According to a previous Nexus article from 1986, Uehling’s predecessor — Chancellor Robert Huttenback — resigned following misuse of state funds to improve his home, including a hefty $104,000 renovation to his kitchen.
According to Laurence Iannaccone, the chair of the Academic Senate in 1994, she was instrumental in the construction of many buildings on campus.
“She came to a campus that was building poor and program rich. A significant building program has been one of her major contributions to UCSB,” Iannaccone wrote when Uehling announced her retirement, according to the memo sent out by Yang.
“While we are still short of adequate space, Chancellor Uehling will leave behind a solid plan for our long-term physical development — a plan that will carry the campus into the 21st Century. Another noteworthy mark of the Uehling era here at UCSB is the expansion of the School of Engineering.”
Uehling also managed to restore trust in the Office of the Chancellor, following a tumultuous time of corruption during Huttenback’s term, Elzer said.
“She put a lot of herself and a lot of effort into rebuilding the campus’ image and the stolen integrity in the Office of the Chancellor in a time that needed that,” Elzer added.
“She had the best interest of the campus at heart and understood her unique role at the time in the history of the campus and then doing everything she could to do it right.”
Correction [Jan. 10, 2:13 p.m.]: A previous version of this article incorrectly attributed a quote to Chancellor Henry T. Yang, instead of Laurence Iannaccone.
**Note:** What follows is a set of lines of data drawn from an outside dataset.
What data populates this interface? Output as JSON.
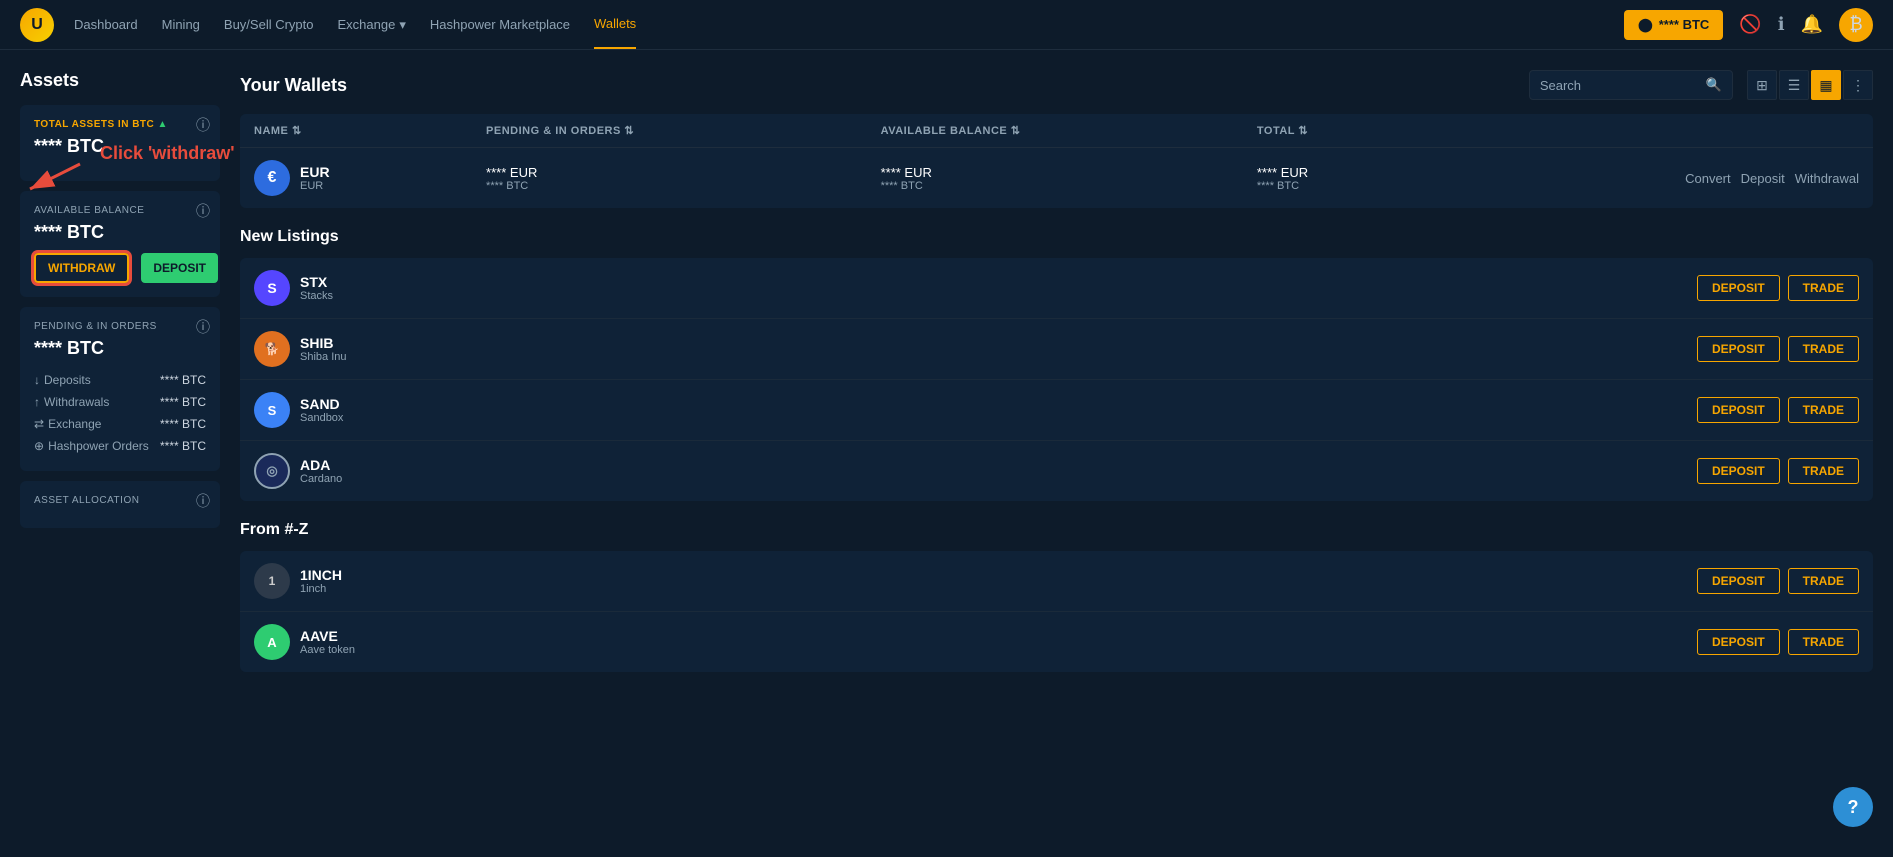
{
  "app": {
    "logo": "U",
    "nav": {
      "links": [
        {
          "label": "Dashboard",
          "active": false
        },
        {
          "label": "Mining",
          "active": false
        },
        {
          "label": "Buy/Sell Crypto",
          "active": false
        },
        {
          "label": "Exchange",
          "active": false,
          "has_dropdown": true
        },
        {
          "label": "Hashpower Marketplace",
          "active": false
        },
        {
          "label": "Wallets",
          "active": true
        }
      ],
      "btc_button": "**** BTC",
      "icons": [
        "no-eye",
        "info",
        "bell",
        "bitcoin"
      ]
    }
  },
  "sidebar": {
    "title": "Assets",
    "total_assets": {
      "label": "TOTAL ASSETS IN",
      "currency": "BTC",
      "value": "**** BTC"
    },
    "available_balance": {
      "label": "AVAILABLE BALANCE",
      "value": "**** BTC",
      "withdraw_label": "WITHDRAW",
      "deposit_label": "DEPOSIT"
    },
    "pending_orders": {
      "label": "PENDING & IN ORDERS",
      "value": "**** BTC",
      "rows": [
        {
          "icon": "↓",
          "label": "Deposits",
          "value": "**** BTC"
        },
        {
          "icon": "↑",
          "label": "Withdrawals",
          "value": "**** BTC"
        },
        {
          "icon": "⇄",
          "label": "Exchange",
          "value": "**** BTC"
        },
        {
          "icon": "⊕",
          "label": "Hashpower Orders",
          "value": "**** BTC"
        }
      ]
    },
    "asset_allocation": {
      "label": "ASSET ALLOCATION"
    }
  },
  "wallets": {
    "title": "Your Wallets",
    "search_placeholder": "Search",
    "view_modes": [
      "grid",
      "list",
      "table",
      "more"
    ],
    "table": {
      "headers": [
        "NAME",
        "PENDING & IN ORDERS",
        "AVAILABLE BALANCE",
        "TOTAL"
      ],
      "rows": [
        {
          "icon": "€",
          "icon_bg": "eur",
          "name": "EUR",
          "ticker": "EUR",
          "pending_main": "**** EUR",
          "pending_sub": "**** BTC",
          "available_main": "**** EUR",
          "available_sub": "**** BTC",
          "total_main": "**** EUR",
          "total_sub": "**** BTC",
          "actions": [
            "Convert",
            "Deposit",
            "Withdrawal"
          ]
        }
      ]
    }
  },
  "annotation": {
    "text": "Click 'withdraw'"
  },
  "new_listings": {
    "title": "New Listings",
    "items": [
      {
        "icon": "S",
        "icon_class": "ci-stx",
        "name": "STX",
        "fullname": "Stacks"
      },
      {
        "icon": "🐕",
        "icon_class": "ci-shib",
        "name": "SHIB",
        "fullname": "Shiba Inu"
      },
      {
        "icon": "S",
        "icon_class": "ci-sand",
        "name": "SAND",
        "fullname": "Sandbox"
      },
      {
        "icon": "◎",
        "icon_class": "ci-ada",
        "name": "ADA",
        "fullname": "Cardano"
      }
    ],
    "deposit_label": "DEPOSIT",
    "trade_label": "TRADE"
  },
  "from_z": {
    "title": "From #-Z",
    "items": [
      {
        "icon": "1",
        "icon_class": "ci-1inch",
        "name": "1INCH",
        "fullname": "1inch"
      },
      {
        "icon": "A",
        "icon_class": "ci-aave",
        "name": "AAVE",
        "fullname": "Aave token"
      }
    ],
    "deposit_label": "DEPOSIT",
    "trade_label": "TRADE"
  },
  "help": {
    "label": "?"
  }
}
This article has been updated to reflect the correct information.
A version of this article appeared on pg. 5 of the January 9 edition of the Daily Nexus.